The Other Shore
The Other Shore follows world record holder and legendary swimmer Diana Nyad as she comes out of a thirty-year retirement to re-attempt an elusive dream: swimming 103 miles non-stop from Cuba to Florida without the use of a shark cage. Her past and present collide in her obsession with a feat that nobody has ever accomplished. At the edge of The Devil’s Triangle, tropical storms, sharks, venomous jellyfish, and one of the strongest ocean currents in the world, all prove to be life-threatening realities. Timothy Wheeler’s documentary brings Diana Nyad’s extraordinary adventure to life as Diana sets out to prove that will and determination are all you need to make the unimaginable possible.
2014 Open Water Swimming Almanac
An Almanac for Open Water SwimmingAn almanac is essentially a body of knowledge which is so complete that it enables people in different fields to make predictions about the future of their respective industries.
This, for example, was the purpose of the traditional farmers almanacs. It enabled farmers to determine as accurately as possible which crops to plant for the greatest harvests in a given year.
But the farmers almanac was just one example among many.
There are, of course, many different kinds of almanacs.
In fact, there is even one for open water swimming...

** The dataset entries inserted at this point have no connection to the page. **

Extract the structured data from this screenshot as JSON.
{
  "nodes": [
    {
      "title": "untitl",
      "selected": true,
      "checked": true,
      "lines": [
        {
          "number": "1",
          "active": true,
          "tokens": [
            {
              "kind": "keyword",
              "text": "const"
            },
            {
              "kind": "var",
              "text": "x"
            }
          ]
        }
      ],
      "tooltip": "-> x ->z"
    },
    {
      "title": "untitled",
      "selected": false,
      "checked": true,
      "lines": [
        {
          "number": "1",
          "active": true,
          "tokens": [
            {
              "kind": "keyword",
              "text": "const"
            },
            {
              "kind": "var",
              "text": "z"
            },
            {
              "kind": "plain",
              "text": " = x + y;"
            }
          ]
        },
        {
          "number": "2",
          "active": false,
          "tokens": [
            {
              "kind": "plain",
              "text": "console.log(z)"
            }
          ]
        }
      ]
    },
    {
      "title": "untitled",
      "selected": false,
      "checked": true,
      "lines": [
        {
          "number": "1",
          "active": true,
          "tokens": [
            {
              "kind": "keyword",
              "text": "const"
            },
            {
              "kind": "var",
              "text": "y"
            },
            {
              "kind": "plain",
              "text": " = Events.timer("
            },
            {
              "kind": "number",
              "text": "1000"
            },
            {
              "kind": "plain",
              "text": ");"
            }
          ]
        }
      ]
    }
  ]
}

Preview the Open Water Swimming Almanac:
The trends are very clear.
The tide is rising for open water swimming.